Requirement - Lift out each line of the data that holds "away".
[Materials provided Boundary: Start]
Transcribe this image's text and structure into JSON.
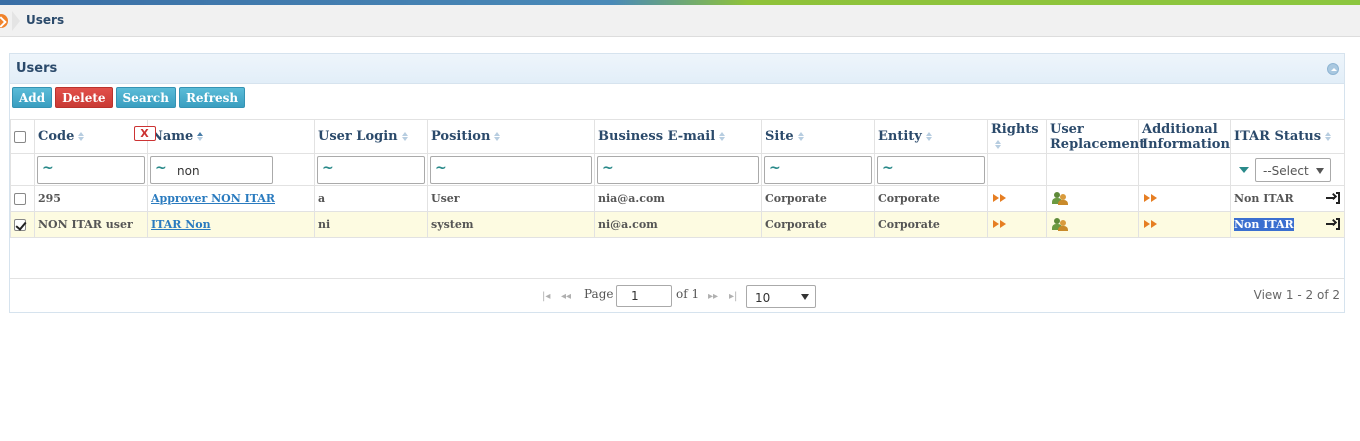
{
  "breadcrumb": {
    "current": "Users"
  },
  "panel": {
    "title": "Users"
  },
  "toolbar": {
    "add": "Add",
    "delete": "Delete",
    "search": "Search",
    "refresh": "Refresh"
  },
  "columns": {
    "code": "Code",
    "name": "Name",
    "user_login": "User Login",
    "position": "Position",
    "business_email": "Business E-mail",
    "site": "Site",
    "entity": "Entity",
    "rights": "Rights",
    "user_replacement": "User Replacement",
    "additional_information": "Additional Information",
    "itar_status": "ITAR Status"
  },
  "filters": {
    "tilde": "~",
    "name_value": "non",
    "clear": "X",
    "itar_select": "--Select--"
  },
  "rows": [
    {
      "selected": false,
      "code": "295",
      "name": "Approver NON ITAR",
      "login": "a",
      "position": "User",
      "email": "nia@a.com",
      "site": "Corporate",
      "entity": "Corporate",
      "itar": "Non ITAR"
    },
    {
      "selected": true,
      "code": "NON ITAR user",
      "name": "ITAR Non",
      "login": "ni",
      "position": "system",
      "email": "ni@a.com",
      "site": "Corporate",
      "entity": "Corporate",
      "itar": "Non ITAR"
    }
  ],
  "pager": {
    "first": "|◂",
    "prev": "◂◂",
    "page_label": "Page",
    "page_value": "1",
    "of_label": "of 1",
    "next": "▸▸",
    "last": "▸|",
    "rows_per_page": "10",
    "view_count": "View 1 - 2 of 2"
  }
}
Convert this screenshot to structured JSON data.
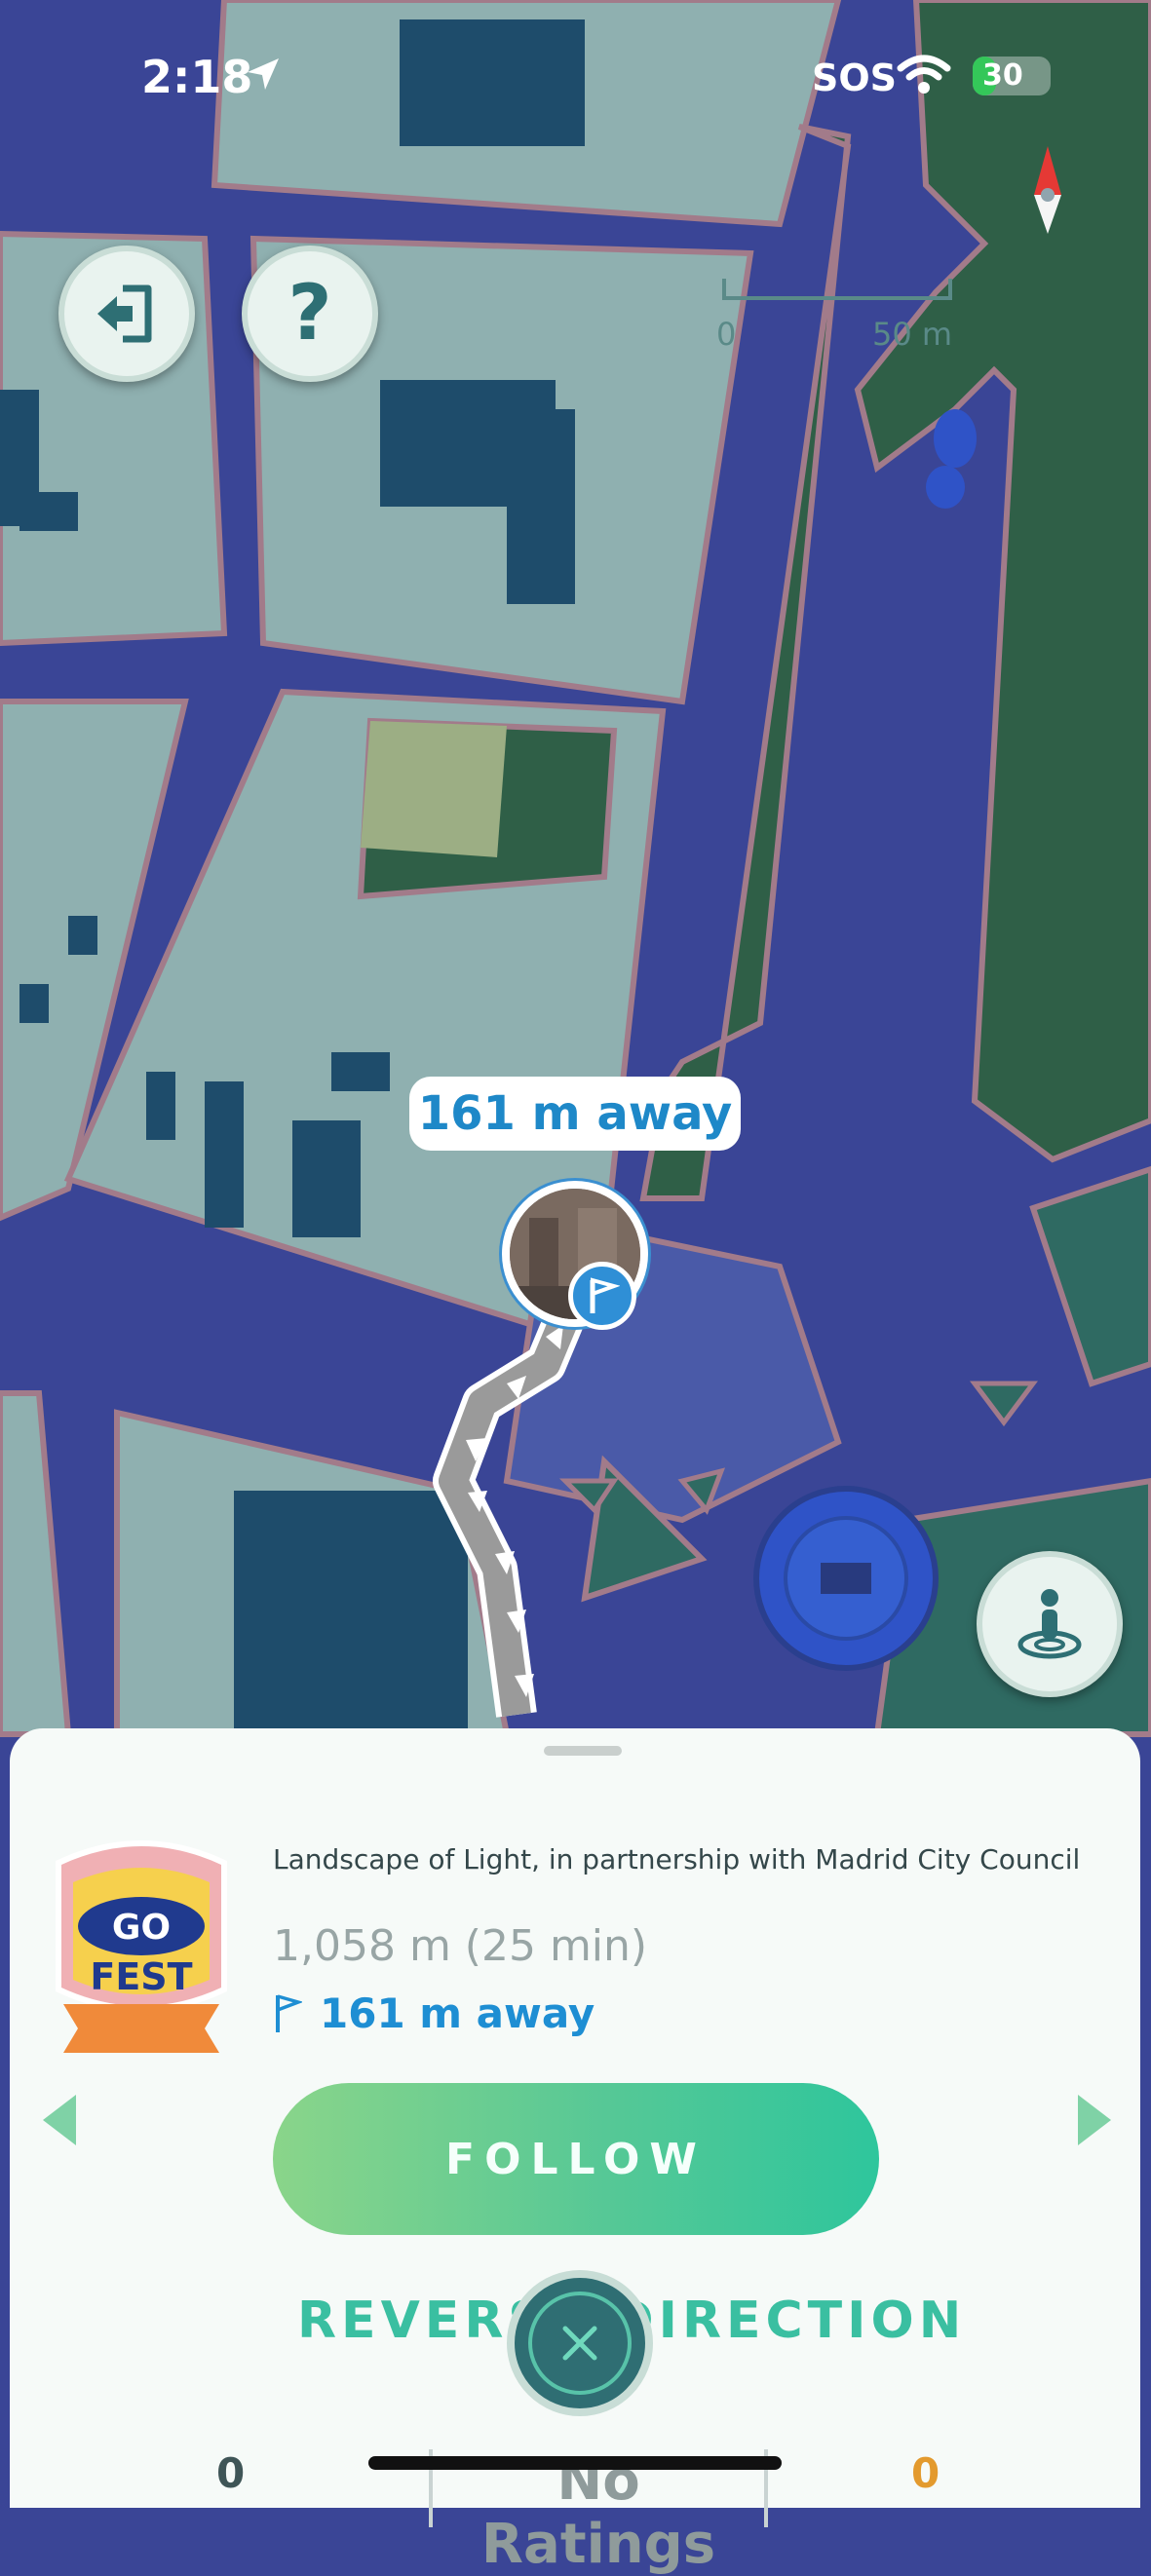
{
  "status_bar": {
    "time": "2:18",
    "sos": "SOS",
    "battery": "30",
    "battery_level": 0.3
  },
  "map": {
    "scale_start": "0",
    "scale_end": "50 m",
    "bubble_distance": "161 m away"
  },
  "buttons": {
    "exit_icon": "exit-door-icon",
    "help_label": "?",
    "avatar_icon": "person-ring-icon"
  },
  "sheet": {
    "title": "Landscape of Light, in partnership with Madrid City Council",
    "route_info": "1,058 m (25 min)",
    "distance": "161 m away",
    "follow_label": "FOLLOW",
    "reverse_label": "REVERSE DIRECTION",
    "stats": {
      "left": "0",
      "middle": "No Ratings",
      "right": "0"
    }
  },
  "colors": {
    "map_road": "#3a4596",
    "accent_green": "#2ec69c",
    "link_blue": "#1e8ed3"
  }
}
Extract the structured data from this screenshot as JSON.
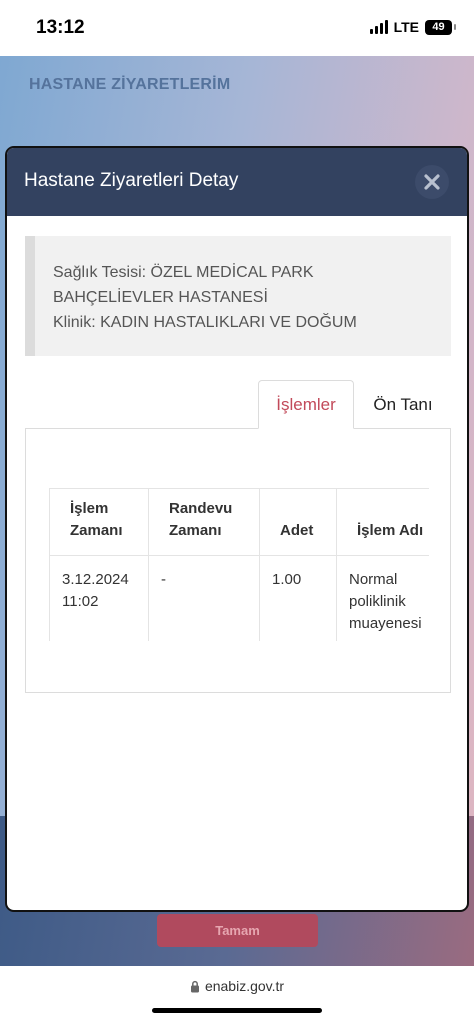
{
  "status_bar": {
    "time": "13:12",
    "network": "LTE",
    "battery": "49"
  },
  "background": {
    "page_title": "HASTANE ZİYARETLERİM",
    "button_label": "Tamam"
  },
  "modal": {
    "title": "Hastane Ziyaretleri Detay",
    "close_icon": "close-icon",
    "info": {
      "line1": "Sağlık Tesisi: ÖZEL MEDİCAL PARK",
      "line2": "BAHÇELİEVLER HASTANESİ",
      "line3": "Klinik: KADIN HASTALIKLARI VE DOĞUM"
    },
    "tabs": [
      {
        "label": "İşlemler",
        "active": true
      },
      {
        "label": "Ön Tanı",
        "active": false
      }
    ],
    "table": {
      "headers": [
        "İşlem Zamanı",
        "Randevu Zamanı",
        "Adet",
        "İşlem Adı"
      ],
      "rows": [
        {
          "islem_zamani": "3.12.2024 11:02",
          "randevu_zamani": "-",
          "adet": "1.00",
          "islem_adi": "Normal poliklinik muayenesi"
        }
      ]
    }
  },
  "browser": {
    "url": "enabiz.gov.tr",
    "lock_icon": "lock-icon"
  },
  "colors": {
    "modal_header": "#334260",
    "active_tab": "#c24a5a",
    "bg_button": "#b04a5e"
  }
}
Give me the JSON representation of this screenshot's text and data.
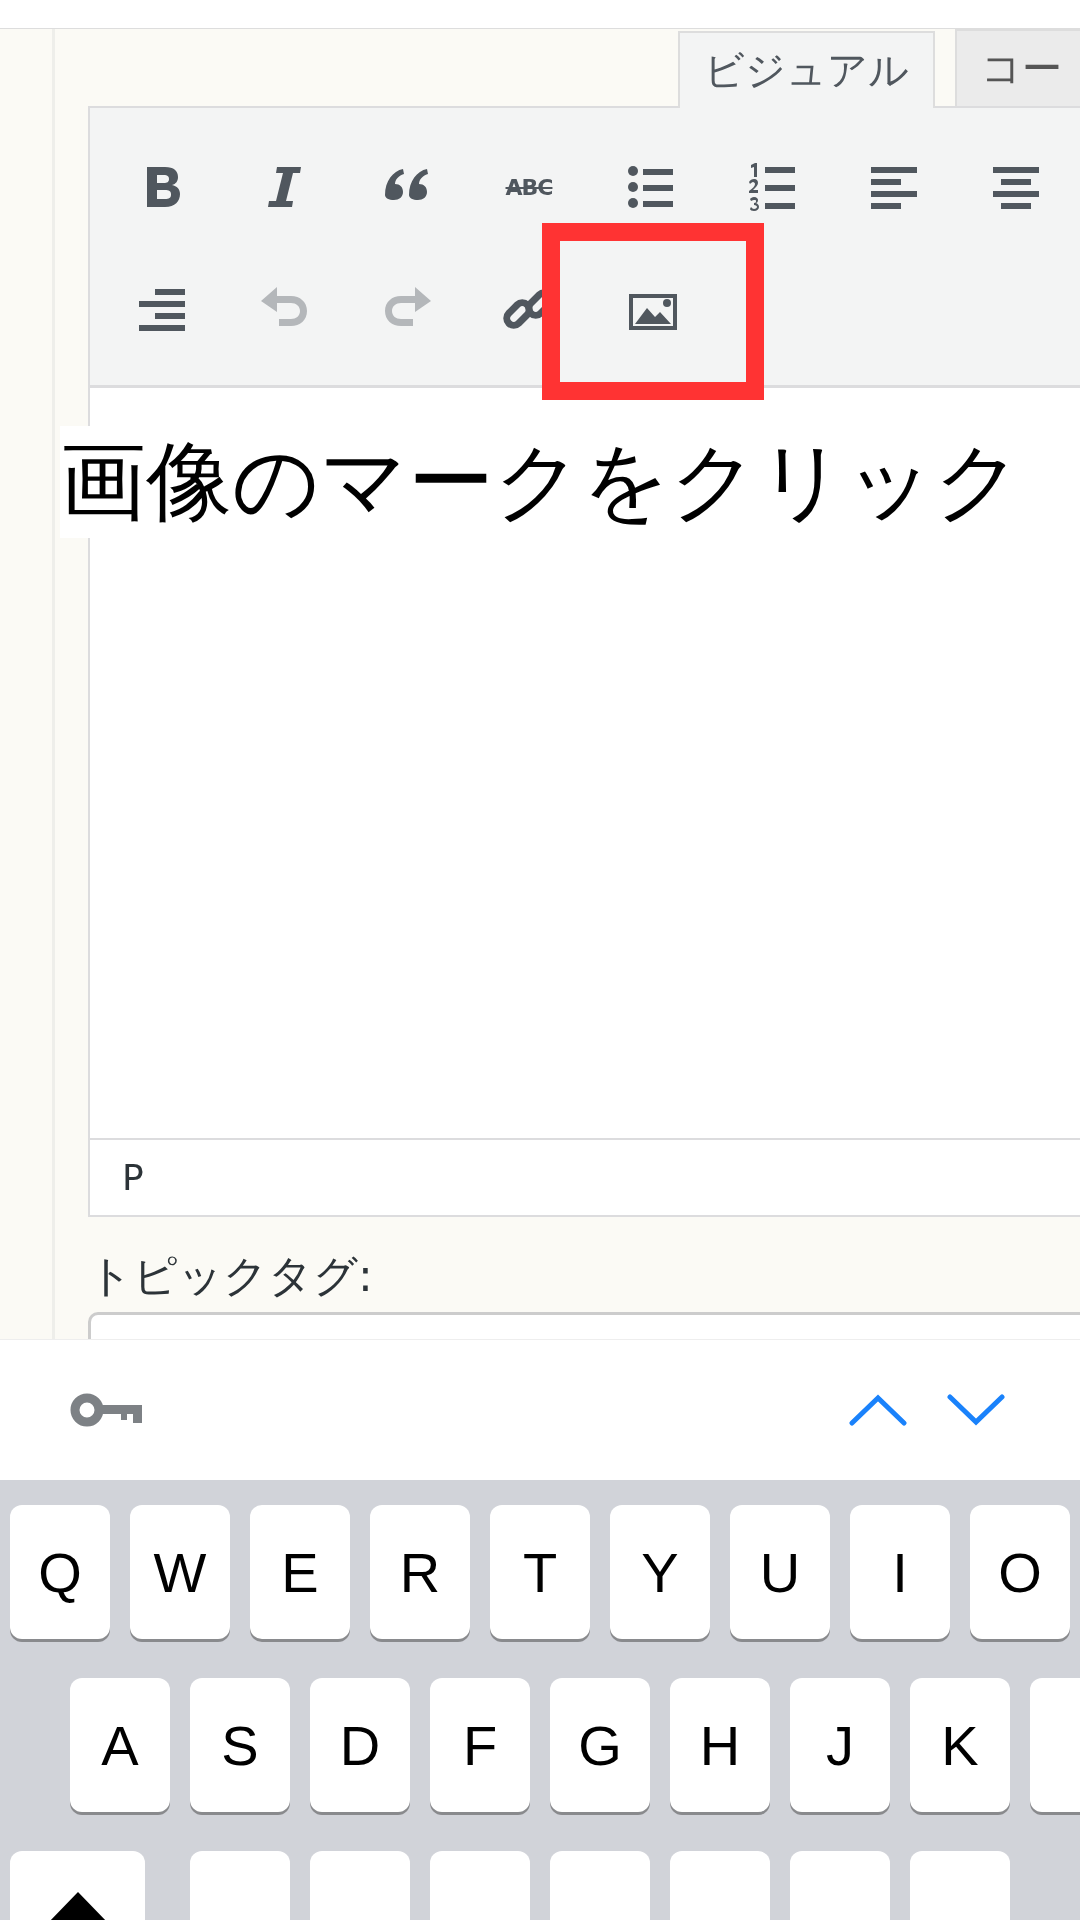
{
  "editor": {
    "tabs": [
      {
        "label": "ビジュアル",
        "selected": true
      },
      {
        "label": "コー",
        "selected": false
      }
    ],
    "toolbar": [
      {
        "kind": "bold",
        "disabled": false,
        "highlighted": false
      },
      {
        "kind": "italic",
        "disabled": false,
        "highlighted": false
      },
      {
        "kind": "quote",
        "disabled": false,
        "highlighted": false
      },
      {
        "kind": "strike",
        "label": "ABC",
        "disabled": false,
        "highlighted": false
      },
      {
        "kind": "bullets",
        "disabled": false,
        "highlighted": false
      },
      {
        "kind": "numbers",
        "disabled": false,
        "highlighted": false
      },
      {
        "kind": "align-left",
        "disabled": false,
        "highlighted": false
      },
      {
        "kind": "align-center",
        "disabled": false,
        "highlighted": false
      },
      {
        "kind": "align-right",
        "disabled": false,
        "highlighted": false
      },
      {
        "kind": "undo",
        "disabled": true,
        "highlighted": false
      },
      {
        "kind": "redo",
        "disabled": true,
        "highlighted": false
      },
      {
        "kind": "link",
        "disabled": false,
        "highlighted": false
      },
      {
        "kind": "image",
        "disabled": false,
        "highlighted": true
      }
    ],
    "annotation": "画像のマークをクリック",
    "status_path": "P"
  },
  "field_label": "トピックタグ:",
  "keyboard": {
    "rows": [
      [
        {
          "kind": "letter",
          "label": "Q"
        },
        {
          "kind": "letter",
          "label": "W"
        },
        {
          "kind": "letter",
          "label": "E"
        },
        {
          "kind": "letter",
          "label": "R"
        },
        {
          "kind": "letter",
          "label": "T"
        },
        {
          "kind": "letter",
          "label": "Y"
        },
        {
          "kind": "letter",
          "label": "U"
        },
        {
          "kind": "letter",
          "label": "I"
        },
        {
          "kind": "letter",
          "label": "O"
        }
      ],
      [
        {
          "kind": "letter",
          "label": "A"
        },
        {
          "kind": "letter",
          "label": "S"
        },
        {
          "kind": "letter",
          "label": "D"
        },
        {
          "kind": "letter",
          "label": "F"
        },
        {
          "kind": "letter",
          "label": "G"
        },
        {
          "kind": "letter",
          "label": "H"
        },
        {
          "kind": "letter",
          "label": "J"
        },
        {
          "kind": "letter",
          "label": "K"
        },
        {
          "kind": "blank"
        }
      ],
      [
        {
          "kind": "shift"
        },
        {
          "kind": "blank"
        },
        {
          "kind": "blank"
        },
        {
          "kind": "blank"
        },
        {
          "kind": "blank"
        },
        {
          "kind": "blank"
        },
        {
          "kind": "blank"
        },
        {
          "kind": "blank"
        }
      ]
    ]
  }
}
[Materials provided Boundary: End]
Problem solution -
    "bubble_distance": "161 m away"
    "distance": "161 m away",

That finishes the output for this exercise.